Data records:
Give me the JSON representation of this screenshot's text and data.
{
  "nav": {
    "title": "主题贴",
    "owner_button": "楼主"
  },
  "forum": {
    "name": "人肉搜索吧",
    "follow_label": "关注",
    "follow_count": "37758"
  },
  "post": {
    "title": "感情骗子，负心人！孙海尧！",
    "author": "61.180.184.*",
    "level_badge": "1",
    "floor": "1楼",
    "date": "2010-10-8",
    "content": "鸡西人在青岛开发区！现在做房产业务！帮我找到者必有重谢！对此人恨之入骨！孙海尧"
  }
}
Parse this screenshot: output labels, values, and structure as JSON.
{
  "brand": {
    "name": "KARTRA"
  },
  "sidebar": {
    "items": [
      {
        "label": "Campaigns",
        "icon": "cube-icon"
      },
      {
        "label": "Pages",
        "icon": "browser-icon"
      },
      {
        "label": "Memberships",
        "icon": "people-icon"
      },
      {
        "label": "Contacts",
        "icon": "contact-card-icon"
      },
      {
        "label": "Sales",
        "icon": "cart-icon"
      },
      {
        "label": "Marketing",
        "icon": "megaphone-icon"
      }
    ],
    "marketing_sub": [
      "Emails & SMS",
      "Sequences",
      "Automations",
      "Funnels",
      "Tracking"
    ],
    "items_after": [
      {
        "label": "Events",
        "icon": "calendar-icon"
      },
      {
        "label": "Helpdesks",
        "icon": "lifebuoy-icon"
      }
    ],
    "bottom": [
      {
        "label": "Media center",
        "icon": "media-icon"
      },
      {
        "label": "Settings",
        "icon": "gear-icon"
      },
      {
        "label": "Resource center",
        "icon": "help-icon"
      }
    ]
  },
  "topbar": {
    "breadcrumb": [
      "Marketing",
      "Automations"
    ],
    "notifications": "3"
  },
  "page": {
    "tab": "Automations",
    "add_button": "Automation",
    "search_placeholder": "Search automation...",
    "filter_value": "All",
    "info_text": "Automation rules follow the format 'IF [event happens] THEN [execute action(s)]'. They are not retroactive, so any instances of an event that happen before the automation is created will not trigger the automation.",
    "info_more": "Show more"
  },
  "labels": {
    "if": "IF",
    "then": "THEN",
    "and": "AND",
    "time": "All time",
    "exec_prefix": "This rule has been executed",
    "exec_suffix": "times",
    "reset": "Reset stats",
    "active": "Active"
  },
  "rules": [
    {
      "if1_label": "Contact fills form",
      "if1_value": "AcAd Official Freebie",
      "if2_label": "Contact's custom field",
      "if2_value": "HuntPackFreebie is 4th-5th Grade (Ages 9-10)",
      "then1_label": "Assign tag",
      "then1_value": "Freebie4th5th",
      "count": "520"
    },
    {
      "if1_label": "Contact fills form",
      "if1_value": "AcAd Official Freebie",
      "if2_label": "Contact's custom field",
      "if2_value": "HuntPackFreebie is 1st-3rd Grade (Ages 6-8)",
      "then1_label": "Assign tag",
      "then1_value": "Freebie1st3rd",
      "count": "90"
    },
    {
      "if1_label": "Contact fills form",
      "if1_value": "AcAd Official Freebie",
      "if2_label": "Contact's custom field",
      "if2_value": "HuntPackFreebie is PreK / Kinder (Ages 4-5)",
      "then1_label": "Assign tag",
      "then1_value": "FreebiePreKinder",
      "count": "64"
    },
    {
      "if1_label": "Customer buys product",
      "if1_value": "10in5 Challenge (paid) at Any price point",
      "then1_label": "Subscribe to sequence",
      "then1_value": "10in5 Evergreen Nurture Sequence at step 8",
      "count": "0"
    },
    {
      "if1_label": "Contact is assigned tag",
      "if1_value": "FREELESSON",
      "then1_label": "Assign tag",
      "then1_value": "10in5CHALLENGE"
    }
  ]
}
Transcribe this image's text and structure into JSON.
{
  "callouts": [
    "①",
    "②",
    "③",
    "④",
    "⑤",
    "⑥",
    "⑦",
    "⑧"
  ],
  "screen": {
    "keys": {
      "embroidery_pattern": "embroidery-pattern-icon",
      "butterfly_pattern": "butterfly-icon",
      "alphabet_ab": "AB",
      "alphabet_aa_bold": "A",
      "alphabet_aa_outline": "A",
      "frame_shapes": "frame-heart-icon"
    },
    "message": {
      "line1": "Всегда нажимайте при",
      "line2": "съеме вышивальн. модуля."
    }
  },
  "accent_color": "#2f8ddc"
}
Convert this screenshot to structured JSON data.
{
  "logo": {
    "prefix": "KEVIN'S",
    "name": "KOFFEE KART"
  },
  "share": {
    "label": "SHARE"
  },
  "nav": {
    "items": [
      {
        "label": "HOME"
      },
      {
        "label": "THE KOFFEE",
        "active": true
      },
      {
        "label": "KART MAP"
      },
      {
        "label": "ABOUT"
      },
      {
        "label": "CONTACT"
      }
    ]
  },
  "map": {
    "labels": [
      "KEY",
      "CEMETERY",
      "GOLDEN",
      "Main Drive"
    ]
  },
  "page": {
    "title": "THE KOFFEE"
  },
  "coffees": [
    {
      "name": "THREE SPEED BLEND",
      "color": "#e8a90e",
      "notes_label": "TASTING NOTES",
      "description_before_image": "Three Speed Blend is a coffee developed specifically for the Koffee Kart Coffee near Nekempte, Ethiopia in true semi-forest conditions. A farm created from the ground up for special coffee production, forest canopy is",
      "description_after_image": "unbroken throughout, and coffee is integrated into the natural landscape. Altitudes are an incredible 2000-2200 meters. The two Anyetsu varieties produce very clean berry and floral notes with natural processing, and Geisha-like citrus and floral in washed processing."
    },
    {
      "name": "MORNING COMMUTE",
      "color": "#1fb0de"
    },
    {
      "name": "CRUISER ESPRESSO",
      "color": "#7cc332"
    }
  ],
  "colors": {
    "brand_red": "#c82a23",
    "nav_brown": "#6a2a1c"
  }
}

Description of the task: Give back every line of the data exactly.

Result of the exercise:
Give me the JSON representation of this screenshot's text and data.
{
  "nav": {
    "title": "主题贴",
    "owner_button": "楼主"
  },
  "forum": {
    "name": "人肉搜索吧",
    "follow_label": "关注",
    "follow_count": "37758"
  },
  "post": {
    "title": "感情骗子，负心人！孙海尧！",
    "author": "61.180.184.*",
    "level_badge": "1",
    "floor": "1楼",
    "date": "2010-10-8",
    "content": "鸡西人在青岛开发区！现在做房产业务！帮我找到者必有重谢！对此人恨之入骨！孙海尧"
  }
}
Parse this screenshot: output labels, values, and structure as JSON.
{
  "brand": {
    "name": "KARTRA"
  },
  "sidebar": {
    "items": [
      {
        "label": "Campaigns",
        "icon": "cube-icon"
      },
      {
        "label": "Pages",
        "icon": "browser-icon"
      },
      {
        "label": "Memberships",
        "icon": "people-icon"
      },
      {
        "label": "Contacts",
        "icon": "contact-card-icon"
      },
      {
        "label": "Sales",
        "icon": "cart-icon"
      },
      {
        "label": "Marketing",
        "icon": "megaphone-icon"
      }
    ],
    "marketing_sub": [
      "Emails & SMS",
      "Sequences",
      "Automations",
      "Funnels",
      "Tracking"
    ],
    "items_after": [
      {
        "label": "Events",
        "icon": "calendar-icon"
      },
      {
        "label": "Helpdesks",
        "icon": "lifebuoy-icon"
      }
    ],
    "bottom": [
      {
        "label": "Media center",
        "icon": "media-icon"
      },
      {
        "label": "Settings",
        "icon": "gear-icon"
      },
      {
        "label": "Resource center",
        "icon": "help-icon"
      }
    ]
  },
  "topbar": {
    "breadcrumb": [
      "Marketing",
      "Automations"
    ],
    "notifications": "3"
  },
  "page": {
    "tab": "Automations",
    "add_button": "Automation",
    "search_placeholder": "Search automation...",
    "filter_value": "All",
    "info_text": "Automation rules follow the format 'IF [event happens] THEN [execute action(s)]'. They are not retroactive, so any instances of an event that happen before the automation is created will not trigger the automation.",
    "info_more": "Show more"
  },
  "labels": {
    "if": "IF",
    "then": "THEN",
    "and": "AND",
    "time": "All time",
    "exec_prefix": "This rule has been executed",
    "exec_suffix": "times",
    "reset": "Reset stats",
    "active": "Active"
  },
  "rules": [
    {
      "if1_label": "Contact fills form",
      "if1_value": "AcAd Official Freebie",
      "if2_label": "Contact's custom field",
      "if2_value": "HuntPackFreebie is 4th-5th Grade (Ages 9-10)",
      "then1_label": "Assign tag",
      "then1_value": "Freebie4th5th",
      "count": "520"
    },
    {
      "if1_label": "Contact fills form",
      "if1_value": "AcAd Official Freebie",
      "if2_label": "Contact's custom field",
      "if2_value": "HuntPackFreebie is 1st-3rd Grade (Ages 6-8)",
      "then1_label": "Assign tag",
      "then1_value": "Freebie1st3rd",
      "count": "90"
    },
    {
      "if1_label": "Contact fills form",
      "if1_value": "AcAd Official Freebie",
      "if2_label": "Contact's custom field",
      "if2_value": "HuntPackFreebie is PreK / Kinder (Ages 4-5)",
      "then1_label": "Assign tag",
      "then1_value": "FreebiePreKinder",
      "count": "64"
    },
    {
      "if1_label": "Customer buys product",
      "if1_value": "10in5 Challenge (paid) at Any price point",
      "then1_label": "Subscribe to sequence",
      "then1_value": "10in5 Evergreen Nurture Sequence at step 8",
      "count": "0"
    },
    {
      "if1_label": "Contact is assigned tag",
      "if1_value": "FREELESSON",
      "then1_label": "Assign tag",
      "then1_value": "10in5CHALLENGE"
    }
  ]
}
Transcribe this image's text and structure into JSON.
{
  "callouts": [
    "①",
    "②",
    "③",
    "④",
    "⑤",
    "⑥",
    "⑦",
    "⑧"
  ],
  "screen": {
    "keys": {
      "embroidery_pattern": "embroidery-pattern-icon",
      "butterfly_pattern": "butterfly-icon",
      "alphabet_ab": "AB",
      "alphabet_aa_bold": "A",
      "alphabet_aa_outline": "A",
      "frame_shapes": "frame-heart-icon"
    },
    "message": {
      "line1": "Всегда нажимайте при",
      "line2": "съеме вышивальн. модуля."
    }
  },
  "accent_color": "#2f8ddc"
}
Convert this screenshot to structured JSON data.
{
  "logo": {
    "prefix": "KEVIN'S",
    "name": "KOFFEE KART"
  },
  "share": {
    "label": "SHARE"
  },
  "nav": {
    "items": [
      {
        "label": "HOME"
      },
      {
        "label": "THE KOFFEE",
        "active": true
      },
      {
        "label": "KART MAP"
      },
      {
        "label": "ABOUT"
      },
      {
        "label": "CONTACT"
      }
    ]
  },
  "map": {
    "labels": [
      "KEY",
      "CEMETERY",
      "GOLDEN",
      "Main Drive"
    ]
  },
  "page": {
    "title": "THE KOFFEE"
  },
  "coffees": [
    {
      "name": "THREE SPEED BLEND",
      "color": "#e8a90e",
      "notes_label": "TASTING NOTES",
      "description_before_image": "Three Speed Blend is a coffee developed specifically for the Koffee Kart Coffee near Nekempte, Ethiopia in true semi-forest conditions. A farm created from the ground up for special coffee production, forest canopy is",
      "description_after_image": "unbroken throughout, and coffee is integrated into the natural landscape. Altitudes are an incredible 2000-2200 meters. The two Anyetsu varieties produce very clean berry and floral notes with natural processing, and Geisha-like citrus and floral in washed processing."
    },
    {
      "name": "MORNING COMMUTE",
      "color": "#1fb0de"
    },
    {
      "name": "CRUISER ESPRESSO",
      "color": "#7cc332"
    }
  ],
  "colors": {
    "brand_red": "#c82a23",
    "nav_brown": "#6a2a1c"
  }
}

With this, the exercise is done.